Logo of Phnom Penh Post newspaper Phnom Penh Post - Gender-based violence far from overlooked

Gender-based violence far from overlooked

Gender-based violence far from overlooked

Dear Editor,

I am aware of the debate regarding gender-based violence (“GBV”) and the Extraordinary Chambers in the Courts of Cambodia.

I have been reluctant to comm-ent up to this point, as prosecutor Andrew Cayley accurately set out the record in terms of the Office of Co-Prosecutor’s policy and the results of the investigation by the Office of Co-Investigating Judges.

However, following your publicat-ion of two letters to the editor by Silke Studzinsky, I am compelled to respond.

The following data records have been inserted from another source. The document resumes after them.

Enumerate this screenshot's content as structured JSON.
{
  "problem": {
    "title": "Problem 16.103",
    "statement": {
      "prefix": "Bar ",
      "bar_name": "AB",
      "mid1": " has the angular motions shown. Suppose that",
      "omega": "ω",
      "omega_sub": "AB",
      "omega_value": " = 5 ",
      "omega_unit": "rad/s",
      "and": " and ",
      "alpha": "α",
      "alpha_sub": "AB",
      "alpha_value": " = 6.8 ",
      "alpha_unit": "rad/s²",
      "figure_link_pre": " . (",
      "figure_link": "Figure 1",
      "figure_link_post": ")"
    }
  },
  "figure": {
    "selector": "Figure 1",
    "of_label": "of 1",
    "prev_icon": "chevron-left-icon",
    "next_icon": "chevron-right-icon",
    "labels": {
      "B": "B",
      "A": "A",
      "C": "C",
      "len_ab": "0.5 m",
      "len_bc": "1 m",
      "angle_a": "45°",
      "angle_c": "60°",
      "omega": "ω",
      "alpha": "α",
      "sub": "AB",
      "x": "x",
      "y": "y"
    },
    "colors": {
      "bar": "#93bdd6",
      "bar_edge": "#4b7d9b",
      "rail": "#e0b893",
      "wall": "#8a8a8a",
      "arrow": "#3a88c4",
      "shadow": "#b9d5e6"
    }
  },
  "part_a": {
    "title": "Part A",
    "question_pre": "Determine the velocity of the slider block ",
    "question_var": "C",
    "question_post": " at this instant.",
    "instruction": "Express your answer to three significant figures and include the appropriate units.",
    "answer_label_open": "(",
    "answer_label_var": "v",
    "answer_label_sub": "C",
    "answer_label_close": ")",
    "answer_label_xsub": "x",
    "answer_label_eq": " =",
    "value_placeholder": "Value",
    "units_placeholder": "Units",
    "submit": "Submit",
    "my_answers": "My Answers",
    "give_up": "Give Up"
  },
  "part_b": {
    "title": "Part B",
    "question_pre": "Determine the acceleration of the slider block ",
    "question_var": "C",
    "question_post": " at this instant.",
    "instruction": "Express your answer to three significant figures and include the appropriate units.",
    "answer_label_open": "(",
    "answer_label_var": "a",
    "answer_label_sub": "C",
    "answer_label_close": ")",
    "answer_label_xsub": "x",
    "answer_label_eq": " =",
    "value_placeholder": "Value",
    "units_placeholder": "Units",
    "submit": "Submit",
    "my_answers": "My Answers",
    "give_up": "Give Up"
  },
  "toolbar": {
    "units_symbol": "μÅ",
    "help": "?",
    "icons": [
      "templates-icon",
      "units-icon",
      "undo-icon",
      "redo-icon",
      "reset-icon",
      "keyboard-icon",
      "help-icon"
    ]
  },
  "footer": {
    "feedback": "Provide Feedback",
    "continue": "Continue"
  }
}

In her first letter (“Tribunal has failed victims of sex crimes”), Ms Studzinsky states: “It is evident that, since the beginning of the cases before the ECCC, sexual violence was not part of the prosecutorial strategy. This has been confirmed by Cayley’s predecessor, Robert Petit.”

That statement is a complete and utter fabrication.

It has no basis in reality, and I am surprised that a member of a Bar, which I assume Ms Studzinsky is, would risk making such a statement.

To be clear: my very first investig-ative request after having been sworn in July, 2006 was to ask the staff of the OCP about GBV.

In all the conflict situations that I have worked in, GBV is a fact that must be addressed if the evidence supports it.

That’s why all the indictments I have ever drafted, in all the tribunals I have worked in, have had GBV recognised.

In the case of Cambodia, however, the research, done by a credible gender researcher, showed GBV was widespread but not part of the policy of the Khmer Rouge leadership, and that whenever perpetrators became known to the hierarchy, they were sanctioned and, more often than not, executed for their crimes.

Based on that information, I concluded, as did the Co-Investigating Judges in their Closing Order, that the senior leaders over whom we had jurisdiction could not be held liable.

Respect for the victims of any crimes entails respect for the truth of their ordeal. The victims of gender violence in Cambodia deserve no less.

Robert Petit
Former International Co-Prosecutor Extraordinary Chambers in the Courts of Cambodia
Send letters to: [email protected]

The views expressed above are solely the author’s and do not reflect any positions taken by The Phnom Penh Post

MOST VIEWED

  • Proof giants walked among us humans?

    For years a debate has waged about whether certain bas relief carvings at the 12th-century To Prohm Temple, one of the most popular attractions at the Angkor Wat Temple Complex in Siem Reap province, depicted dinosaurs or some rather less exotic and more contemporary animal,

  • New US bill ‘is a violation of Cambodian independence’

    After a US congressmen introduced bipartisan legislation that will enact sanctions on Cambodian officials responsible for “undermining democracy” in the Kingdom, government officials and the ruling Cambodian People’s Party on Sunday said they regarded the potential action as the “violation of independence and sovereignty

  • Long way to go before Cambodia gets a ‘smart city’

    Phnom Penh, Siem Reap and Battambang will struggle to attain smart city status without adopting far reaching master plans, according to officials tasked with implementing the program. The brainchild of the Association of Southeast Asian Nations (Asean), the smart city program seeks to link up

  • Japan bank buys major stake in ANZ Royal Bank

    Japan's largest bank acquired more than half of ANZ’s shares in Cambodia on Thursday, according to a statement from Kith Meng’s Royal Group. Japan's JTrust Bank, announced that they had acquired a 55% of stake in ANZ Royal Bank. According to a Royal Group